The researchers, led by Dr. Martin Than of Christchurch Hospital, studied the protocol in the Asia-Pacific Evaluation of Chest Pain Trial (ASPECT), which included 3,582 consecutive patients who presented with chest pain suggestive of acute coronary syndromes at hospitals in nine countries in the Asia-Pacific region. All patients were followed for a month. Participants were mostly older, men, and either white or Chinese, the investigators wrote (Lancet 2011 March 23 [doi:10.1016/ S01406736(11)603103]).
Just under a tenth (352) of subjects qualified for early discharge under the protocol. This meant that they had a TIMI risk score of 0 (out of 7), no ischemic ECG changes, and normal point of care triplemarker panels at presentation and 2 hours later.
The study's primary end point was a major adverse cardiac event within the 30 days of follow-up, including death that was not clearly noncardiac, MI, cardiogenic shock, and arrhythmia or atrioventricular block requiring intervention.
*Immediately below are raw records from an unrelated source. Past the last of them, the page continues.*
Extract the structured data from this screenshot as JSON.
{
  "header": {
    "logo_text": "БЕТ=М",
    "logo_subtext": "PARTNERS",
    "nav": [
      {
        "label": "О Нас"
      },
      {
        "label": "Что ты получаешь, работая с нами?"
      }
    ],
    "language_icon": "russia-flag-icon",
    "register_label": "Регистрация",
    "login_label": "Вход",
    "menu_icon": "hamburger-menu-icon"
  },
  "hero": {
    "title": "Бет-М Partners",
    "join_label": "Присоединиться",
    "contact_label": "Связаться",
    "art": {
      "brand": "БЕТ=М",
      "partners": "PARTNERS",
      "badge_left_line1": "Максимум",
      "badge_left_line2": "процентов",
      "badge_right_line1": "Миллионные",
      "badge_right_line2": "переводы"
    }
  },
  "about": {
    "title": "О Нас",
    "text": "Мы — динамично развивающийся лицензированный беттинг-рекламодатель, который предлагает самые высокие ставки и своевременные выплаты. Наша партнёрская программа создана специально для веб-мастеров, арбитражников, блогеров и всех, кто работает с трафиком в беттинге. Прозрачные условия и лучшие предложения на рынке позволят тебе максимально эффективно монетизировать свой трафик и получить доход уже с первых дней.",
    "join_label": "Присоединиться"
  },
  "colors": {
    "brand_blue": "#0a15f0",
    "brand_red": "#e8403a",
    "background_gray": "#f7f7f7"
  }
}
A major adverse cardiac event occurred in three (0.9%) of the ADP-screened patients, Dr. Than and colleagues reported, giving the protocol a sensitivity of 99.3% (95% confidence interval, 97.9%-99.8%) and a specificity of 11%.
"The near 10% possible reduction in patients needing prolonged assessment in this large patient group could reduce overcrowding in hospitals and emergency departments and provide earlier reassurance and greater convenience for patients," Dr. Than and colleagues wrote.
They acknowledged as among the trial's weaknesses its observational design and the protocol's low specificity, which they described as commensurate with that of other diagnostic instruments to exclude acute coronary syndromes.
They also pointed out that "patients without chest pain but who presented with atypical symptoms (fatigue, nausea, vomiting, diaphoresis, faintness, and back pain) were not included in this trial," and that the researchers could not tell how many presented with those symptoms. "Thus," they wrote, "the applicability of the ADP is limited to the selected cohort of patients with chest pain (or discomfort) suggestive of acute coronary syndromes for whom the attending physician planned to investigate for these syndromes."
In an editorial comment (Lancet 2011 March 23 [doi:10.1016/S01406736(11)603929]) accompanying Dr. Than and colleagues' article, Dr. Richard Body of the Cardiovascular Research Group at the University of Manchester (England), noted that "the need for an effective rapid ruleout strategy to facilitate early discharge from the emergency department has been appreciated for over 20 years," and yet none has been widely adopted.
Dr. Body praised Dr. Than and colleagues' study as "well designed to achieve its objectives," and showing "that it is possible to achieve an acceptably high sensitivity when triplemarker testing is used in the appropriate population."
However, he cautioned, the triple-marker testing alone had a sensitivity of only 82.9%. The overall sensitivity of the protocol "increased to an acceptable level because of the application of Bayesian principles, with biomarker testing only in patients with a low pretest probability of disease."
Dr. Than and several coauthors disclosed receiving grants, supplies, speaking honoraria, and/or travel expenses from Alere Medical, a maker of diagnostic tests and equipment and the major funding source of the study. Investigators in some countries received country-specific funding from other companies. The sponsors had no role in the study or the report, the authors declared. Dr. Body disclosed past donations of supplies from diagnostics firms owned by Roche, Siemens, and Alere, and travel reimbursements from Roche and Randox.